__EXERCISE DESCRIPTION__.
For every line in the entries that contains "Related", show the whole line.

Data about app and page elements:
Segment Open
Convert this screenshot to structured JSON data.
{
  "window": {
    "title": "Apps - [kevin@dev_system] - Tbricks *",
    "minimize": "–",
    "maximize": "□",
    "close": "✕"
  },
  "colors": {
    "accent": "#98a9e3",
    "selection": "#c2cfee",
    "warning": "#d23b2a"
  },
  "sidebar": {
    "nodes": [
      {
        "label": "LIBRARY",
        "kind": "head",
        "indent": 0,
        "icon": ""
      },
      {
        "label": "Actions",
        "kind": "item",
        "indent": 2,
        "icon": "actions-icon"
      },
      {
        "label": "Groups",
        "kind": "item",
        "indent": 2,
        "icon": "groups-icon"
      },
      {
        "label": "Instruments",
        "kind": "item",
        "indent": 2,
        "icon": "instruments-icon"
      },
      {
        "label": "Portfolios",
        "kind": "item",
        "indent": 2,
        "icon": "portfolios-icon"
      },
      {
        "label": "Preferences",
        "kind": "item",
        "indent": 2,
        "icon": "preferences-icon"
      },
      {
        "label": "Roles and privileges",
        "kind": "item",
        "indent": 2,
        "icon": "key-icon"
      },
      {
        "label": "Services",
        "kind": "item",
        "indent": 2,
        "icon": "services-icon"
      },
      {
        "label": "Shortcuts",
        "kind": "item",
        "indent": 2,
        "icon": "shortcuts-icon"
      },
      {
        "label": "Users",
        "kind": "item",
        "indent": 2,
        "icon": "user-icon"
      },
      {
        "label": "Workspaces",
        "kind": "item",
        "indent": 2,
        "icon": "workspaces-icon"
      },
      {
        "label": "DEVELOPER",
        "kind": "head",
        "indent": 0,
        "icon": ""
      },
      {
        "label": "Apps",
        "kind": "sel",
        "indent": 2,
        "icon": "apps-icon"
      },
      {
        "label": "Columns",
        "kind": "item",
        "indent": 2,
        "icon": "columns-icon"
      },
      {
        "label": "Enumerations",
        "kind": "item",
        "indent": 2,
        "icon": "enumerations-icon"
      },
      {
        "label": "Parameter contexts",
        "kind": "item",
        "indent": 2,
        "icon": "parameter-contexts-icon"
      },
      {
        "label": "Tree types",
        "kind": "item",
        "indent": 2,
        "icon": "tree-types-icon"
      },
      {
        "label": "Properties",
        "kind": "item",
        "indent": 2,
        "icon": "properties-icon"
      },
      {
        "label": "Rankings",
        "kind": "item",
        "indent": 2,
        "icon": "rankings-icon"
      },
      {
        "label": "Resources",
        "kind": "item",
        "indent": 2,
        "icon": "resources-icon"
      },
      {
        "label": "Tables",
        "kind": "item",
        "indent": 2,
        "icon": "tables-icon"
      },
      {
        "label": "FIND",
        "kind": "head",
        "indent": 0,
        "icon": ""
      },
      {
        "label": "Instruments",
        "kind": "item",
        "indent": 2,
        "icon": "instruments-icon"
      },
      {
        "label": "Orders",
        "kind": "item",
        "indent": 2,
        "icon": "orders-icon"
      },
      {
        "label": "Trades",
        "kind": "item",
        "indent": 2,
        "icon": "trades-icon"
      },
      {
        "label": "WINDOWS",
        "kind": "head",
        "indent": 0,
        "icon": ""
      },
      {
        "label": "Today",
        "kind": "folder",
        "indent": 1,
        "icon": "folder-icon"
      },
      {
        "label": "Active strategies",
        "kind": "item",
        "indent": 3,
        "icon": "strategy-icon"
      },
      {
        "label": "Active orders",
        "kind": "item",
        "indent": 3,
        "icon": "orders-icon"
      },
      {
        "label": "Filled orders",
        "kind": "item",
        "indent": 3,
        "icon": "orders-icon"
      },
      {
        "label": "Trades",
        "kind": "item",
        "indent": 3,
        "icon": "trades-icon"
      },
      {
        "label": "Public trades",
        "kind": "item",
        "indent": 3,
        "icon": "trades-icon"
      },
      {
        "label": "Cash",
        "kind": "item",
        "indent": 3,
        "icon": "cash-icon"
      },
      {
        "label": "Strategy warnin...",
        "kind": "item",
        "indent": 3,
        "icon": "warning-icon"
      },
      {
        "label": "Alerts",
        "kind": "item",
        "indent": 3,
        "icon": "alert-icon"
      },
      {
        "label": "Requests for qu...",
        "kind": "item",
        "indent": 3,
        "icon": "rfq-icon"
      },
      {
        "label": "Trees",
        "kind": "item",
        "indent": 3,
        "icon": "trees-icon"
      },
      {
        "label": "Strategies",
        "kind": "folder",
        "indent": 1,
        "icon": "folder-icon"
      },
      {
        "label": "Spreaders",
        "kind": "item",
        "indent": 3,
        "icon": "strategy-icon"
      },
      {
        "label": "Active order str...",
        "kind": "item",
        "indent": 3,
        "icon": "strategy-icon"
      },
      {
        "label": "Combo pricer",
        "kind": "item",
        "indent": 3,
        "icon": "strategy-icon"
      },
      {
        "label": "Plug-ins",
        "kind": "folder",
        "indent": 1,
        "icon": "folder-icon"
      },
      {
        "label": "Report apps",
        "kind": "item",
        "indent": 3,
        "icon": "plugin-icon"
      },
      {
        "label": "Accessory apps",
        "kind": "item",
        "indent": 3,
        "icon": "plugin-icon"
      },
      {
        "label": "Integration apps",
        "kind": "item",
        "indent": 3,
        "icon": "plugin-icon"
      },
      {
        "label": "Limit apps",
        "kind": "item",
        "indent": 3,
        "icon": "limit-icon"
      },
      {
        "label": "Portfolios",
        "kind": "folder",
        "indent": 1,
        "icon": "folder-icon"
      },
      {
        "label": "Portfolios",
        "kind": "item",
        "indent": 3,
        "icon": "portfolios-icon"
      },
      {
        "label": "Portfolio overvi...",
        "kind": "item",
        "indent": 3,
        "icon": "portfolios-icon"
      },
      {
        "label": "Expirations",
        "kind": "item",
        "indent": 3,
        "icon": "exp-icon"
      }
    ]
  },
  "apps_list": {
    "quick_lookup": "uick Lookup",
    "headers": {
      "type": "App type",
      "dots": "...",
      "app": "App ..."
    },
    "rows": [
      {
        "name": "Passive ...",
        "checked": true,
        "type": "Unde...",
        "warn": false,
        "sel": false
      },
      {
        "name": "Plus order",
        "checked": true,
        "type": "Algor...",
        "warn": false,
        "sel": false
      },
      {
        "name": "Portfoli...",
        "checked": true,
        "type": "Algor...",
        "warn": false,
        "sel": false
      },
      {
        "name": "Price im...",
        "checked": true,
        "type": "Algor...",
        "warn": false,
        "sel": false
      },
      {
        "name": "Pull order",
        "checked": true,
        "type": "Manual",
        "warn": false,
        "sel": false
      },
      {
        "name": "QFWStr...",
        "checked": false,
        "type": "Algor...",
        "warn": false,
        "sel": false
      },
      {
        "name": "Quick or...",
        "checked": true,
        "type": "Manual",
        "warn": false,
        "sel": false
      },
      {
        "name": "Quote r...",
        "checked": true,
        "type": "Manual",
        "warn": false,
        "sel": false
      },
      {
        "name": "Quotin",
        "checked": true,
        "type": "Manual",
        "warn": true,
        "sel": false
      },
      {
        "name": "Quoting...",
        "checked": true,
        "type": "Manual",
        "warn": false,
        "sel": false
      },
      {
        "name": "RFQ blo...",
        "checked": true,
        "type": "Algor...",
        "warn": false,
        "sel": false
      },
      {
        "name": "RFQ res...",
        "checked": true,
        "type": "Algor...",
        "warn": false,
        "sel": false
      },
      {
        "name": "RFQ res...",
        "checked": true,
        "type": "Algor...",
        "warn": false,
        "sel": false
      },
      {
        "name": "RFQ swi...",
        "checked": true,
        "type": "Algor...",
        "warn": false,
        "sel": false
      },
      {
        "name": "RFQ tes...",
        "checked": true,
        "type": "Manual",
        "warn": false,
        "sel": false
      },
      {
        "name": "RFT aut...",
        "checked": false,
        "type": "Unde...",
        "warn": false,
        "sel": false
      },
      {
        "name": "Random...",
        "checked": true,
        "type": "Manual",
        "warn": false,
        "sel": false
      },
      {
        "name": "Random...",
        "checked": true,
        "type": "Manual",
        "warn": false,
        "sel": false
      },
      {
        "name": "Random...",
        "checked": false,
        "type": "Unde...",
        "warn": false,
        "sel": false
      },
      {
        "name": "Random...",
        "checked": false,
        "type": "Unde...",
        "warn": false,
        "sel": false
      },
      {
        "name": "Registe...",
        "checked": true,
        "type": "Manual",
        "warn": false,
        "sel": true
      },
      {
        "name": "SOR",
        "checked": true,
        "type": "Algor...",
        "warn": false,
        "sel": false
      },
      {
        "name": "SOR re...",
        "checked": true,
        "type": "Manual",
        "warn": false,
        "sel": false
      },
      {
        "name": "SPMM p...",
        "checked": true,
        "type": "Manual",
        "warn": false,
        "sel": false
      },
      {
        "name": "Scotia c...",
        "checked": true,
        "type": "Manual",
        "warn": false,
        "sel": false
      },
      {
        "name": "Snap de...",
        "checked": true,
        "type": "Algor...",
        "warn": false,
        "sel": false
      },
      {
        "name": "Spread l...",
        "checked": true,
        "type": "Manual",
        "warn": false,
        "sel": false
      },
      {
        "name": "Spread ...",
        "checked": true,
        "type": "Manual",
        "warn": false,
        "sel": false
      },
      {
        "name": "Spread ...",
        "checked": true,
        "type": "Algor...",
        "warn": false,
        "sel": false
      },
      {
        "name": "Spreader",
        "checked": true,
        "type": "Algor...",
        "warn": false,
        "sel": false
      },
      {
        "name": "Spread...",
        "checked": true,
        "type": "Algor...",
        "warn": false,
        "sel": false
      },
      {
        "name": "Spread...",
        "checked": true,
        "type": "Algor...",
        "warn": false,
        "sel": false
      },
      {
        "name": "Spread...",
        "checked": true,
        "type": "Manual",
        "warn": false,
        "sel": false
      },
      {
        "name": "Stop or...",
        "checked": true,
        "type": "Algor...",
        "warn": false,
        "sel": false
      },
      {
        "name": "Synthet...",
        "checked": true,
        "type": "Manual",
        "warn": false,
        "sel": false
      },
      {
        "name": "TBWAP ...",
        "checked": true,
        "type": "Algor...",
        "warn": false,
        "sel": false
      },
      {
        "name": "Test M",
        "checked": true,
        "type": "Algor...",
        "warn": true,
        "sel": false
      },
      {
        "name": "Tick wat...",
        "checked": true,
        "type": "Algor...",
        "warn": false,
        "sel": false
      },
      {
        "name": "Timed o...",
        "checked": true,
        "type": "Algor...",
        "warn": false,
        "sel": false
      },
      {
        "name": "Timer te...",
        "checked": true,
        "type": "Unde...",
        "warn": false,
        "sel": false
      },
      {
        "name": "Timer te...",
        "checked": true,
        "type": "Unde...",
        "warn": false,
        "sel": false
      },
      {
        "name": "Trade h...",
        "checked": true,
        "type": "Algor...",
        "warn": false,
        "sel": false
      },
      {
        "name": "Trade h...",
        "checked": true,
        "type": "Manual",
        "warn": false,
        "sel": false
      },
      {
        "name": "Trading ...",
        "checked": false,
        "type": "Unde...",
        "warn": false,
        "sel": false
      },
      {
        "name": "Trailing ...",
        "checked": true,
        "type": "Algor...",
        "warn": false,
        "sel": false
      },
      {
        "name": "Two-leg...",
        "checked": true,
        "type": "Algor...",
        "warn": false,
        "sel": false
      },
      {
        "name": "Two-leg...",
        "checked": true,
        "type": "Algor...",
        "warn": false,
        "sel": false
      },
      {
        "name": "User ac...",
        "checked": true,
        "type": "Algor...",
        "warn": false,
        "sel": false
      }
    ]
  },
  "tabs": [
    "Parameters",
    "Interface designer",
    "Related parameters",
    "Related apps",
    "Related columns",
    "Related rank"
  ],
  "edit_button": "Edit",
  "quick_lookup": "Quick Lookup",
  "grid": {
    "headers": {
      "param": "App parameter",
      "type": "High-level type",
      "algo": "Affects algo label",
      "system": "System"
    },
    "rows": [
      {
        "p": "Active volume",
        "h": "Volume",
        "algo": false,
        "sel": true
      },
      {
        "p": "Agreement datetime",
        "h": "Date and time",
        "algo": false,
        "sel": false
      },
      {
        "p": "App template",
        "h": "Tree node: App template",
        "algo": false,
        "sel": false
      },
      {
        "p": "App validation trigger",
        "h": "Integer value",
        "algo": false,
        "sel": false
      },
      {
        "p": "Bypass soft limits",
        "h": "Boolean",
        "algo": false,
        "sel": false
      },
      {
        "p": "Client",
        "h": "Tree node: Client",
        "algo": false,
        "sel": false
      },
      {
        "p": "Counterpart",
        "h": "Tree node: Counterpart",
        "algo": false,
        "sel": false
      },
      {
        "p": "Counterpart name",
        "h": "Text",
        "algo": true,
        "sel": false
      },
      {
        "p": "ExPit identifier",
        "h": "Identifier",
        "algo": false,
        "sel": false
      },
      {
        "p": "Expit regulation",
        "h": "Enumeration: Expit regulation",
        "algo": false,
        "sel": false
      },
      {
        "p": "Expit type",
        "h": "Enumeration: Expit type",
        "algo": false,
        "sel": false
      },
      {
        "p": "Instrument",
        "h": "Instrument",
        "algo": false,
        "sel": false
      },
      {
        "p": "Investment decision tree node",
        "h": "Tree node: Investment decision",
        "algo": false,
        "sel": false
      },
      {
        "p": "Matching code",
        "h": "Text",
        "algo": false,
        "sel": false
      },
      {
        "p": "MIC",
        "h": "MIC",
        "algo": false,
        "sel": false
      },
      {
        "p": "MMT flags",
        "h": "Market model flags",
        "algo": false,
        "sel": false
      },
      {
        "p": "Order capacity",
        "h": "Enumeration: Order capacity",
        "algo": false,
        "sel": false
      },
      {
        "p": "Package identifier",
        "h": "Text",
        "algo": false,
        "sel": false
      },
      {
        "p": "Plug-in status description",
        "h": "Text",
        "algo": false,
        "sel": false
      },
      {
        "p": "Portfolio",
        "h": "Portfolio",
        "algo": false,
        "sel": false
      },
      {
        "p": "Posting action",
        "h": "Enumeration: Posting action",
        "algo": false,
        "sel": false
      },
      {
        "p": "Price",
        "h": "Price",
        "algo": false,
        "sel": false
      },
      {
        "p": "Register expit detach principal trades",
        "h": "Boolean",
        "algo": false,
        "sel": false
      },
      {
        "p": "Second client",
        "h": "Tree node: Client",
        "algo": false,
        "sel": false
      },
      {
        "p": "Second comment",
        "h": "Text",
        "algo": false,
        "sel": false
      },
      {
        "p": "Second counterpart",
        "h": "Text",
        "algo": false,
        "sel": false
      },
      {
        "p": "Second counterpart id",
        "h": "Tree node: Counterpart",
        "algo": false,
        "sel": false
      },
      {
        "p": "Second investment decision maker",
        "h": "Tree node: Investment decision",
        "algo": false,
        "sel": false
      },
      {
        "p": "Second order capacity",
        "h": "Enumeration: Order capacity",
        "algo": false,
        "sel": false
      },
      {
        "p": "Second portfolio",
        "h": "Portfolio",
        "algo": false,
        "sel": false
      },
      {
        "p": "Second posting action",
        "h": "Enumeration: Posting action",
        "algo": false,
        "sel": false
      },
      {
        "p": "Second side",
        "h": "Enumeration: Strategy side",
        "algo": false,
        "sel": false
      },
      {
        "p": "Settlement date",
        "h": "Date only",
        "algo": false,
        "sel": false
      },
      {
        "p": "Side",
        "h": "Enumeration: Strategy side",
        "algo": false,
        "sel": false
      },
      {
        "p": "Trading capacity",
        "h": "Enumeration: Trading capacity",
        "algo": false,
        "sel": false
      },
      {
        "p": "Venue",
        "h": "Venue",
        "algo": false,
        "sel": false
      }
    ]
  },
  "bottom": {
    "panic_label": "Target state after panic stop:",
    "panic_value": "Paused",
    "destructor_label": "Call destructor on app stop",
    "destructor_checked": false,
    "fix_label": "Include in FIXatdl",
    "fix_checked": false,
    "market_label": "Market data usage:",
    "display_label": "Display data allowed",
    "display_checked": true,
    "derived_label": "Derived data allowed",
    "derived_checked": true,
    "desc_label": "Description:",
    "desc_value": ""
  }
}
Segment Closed
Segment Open
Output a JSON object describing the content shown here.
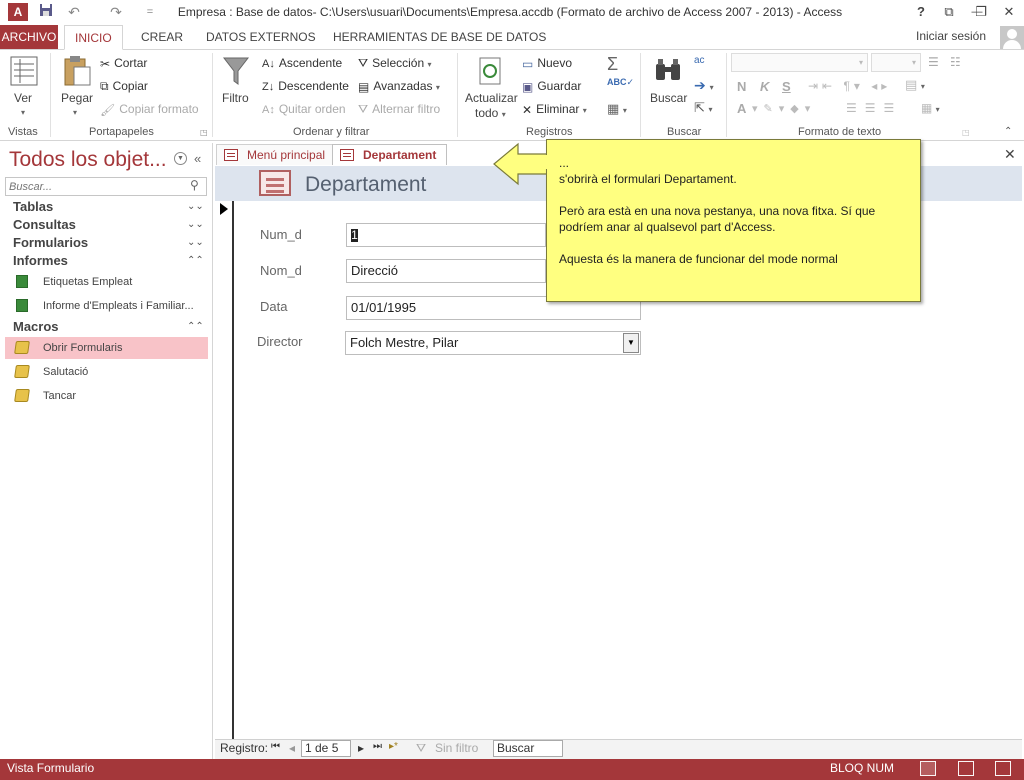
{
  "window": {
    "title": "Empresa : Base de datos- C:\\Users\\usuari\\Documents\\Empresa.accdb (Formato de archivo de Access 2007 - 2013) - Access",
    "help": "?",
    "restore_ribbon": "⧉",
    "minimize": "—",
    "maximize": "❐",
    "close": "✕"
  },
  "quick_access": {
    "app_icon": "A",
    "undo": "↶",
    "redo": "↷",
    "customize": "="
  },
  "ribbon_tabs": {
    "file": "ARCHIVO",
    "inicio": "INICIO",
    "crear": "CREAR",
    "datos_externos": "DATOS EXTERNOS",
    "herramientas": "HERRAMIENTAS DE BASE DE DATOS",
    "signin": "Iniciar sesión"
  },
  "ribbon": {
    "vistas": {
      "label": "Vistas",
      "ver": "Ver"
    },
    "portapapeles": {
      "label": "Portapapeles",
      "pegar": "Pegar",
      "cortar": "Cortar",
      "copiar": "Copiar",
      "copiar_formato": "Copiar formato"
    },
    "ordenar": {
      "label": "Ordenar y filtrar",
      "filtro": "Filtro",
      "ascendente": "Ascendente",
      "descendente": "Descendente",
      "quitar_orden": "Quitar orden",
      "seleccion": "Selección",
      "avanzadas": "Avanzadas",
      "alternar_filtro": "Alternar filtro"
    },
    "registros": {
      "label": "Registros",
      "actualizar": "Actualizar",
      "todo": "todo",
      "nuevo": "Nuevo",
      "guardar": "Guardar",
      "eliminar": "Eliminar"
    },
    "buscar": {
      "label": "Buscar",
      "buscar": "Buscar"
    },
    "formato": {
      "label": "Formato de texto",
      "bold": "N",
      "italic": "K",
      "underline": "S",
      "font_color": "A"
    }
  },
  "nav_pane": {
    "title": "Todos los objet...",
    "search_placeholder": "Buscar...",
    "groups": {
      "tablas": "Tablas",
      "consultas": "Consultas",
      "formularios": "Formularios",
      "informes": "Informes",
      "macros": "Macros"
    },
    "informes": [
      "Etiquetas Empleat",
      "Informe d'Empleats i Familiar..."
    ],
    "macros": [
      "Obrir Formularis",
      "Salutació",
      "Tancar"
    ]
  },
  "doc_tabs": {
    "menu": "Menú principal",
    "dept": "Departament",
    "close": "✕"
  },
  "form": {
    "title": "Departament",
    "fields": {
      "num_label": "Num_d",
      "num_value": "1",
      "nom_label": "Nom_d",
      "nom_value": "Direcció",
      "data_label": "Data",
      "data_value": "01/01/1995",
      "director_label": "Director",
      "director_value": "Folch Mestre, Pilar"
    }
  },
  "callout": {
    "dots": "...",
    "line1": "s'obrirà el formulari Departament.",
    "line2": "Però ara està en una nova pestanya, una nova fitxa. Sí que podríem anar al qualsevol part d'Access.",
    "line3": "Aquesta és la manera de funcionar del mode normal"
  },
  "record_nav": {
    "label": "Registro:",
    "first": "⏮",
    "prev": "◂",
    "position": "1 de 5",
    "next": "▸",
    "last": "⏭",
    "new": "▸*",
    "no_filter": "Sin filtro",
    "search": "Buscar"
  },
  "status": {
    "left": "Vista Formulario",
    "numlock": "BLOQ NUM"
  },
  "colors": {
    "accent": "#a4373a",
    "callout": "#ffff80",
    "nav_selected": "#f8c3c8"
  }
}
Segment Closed
__SOLUTION FOR THIS EXERCISE__.
    "Related parameters",
    "Related apps",
    "Related columns",
    "Related rank"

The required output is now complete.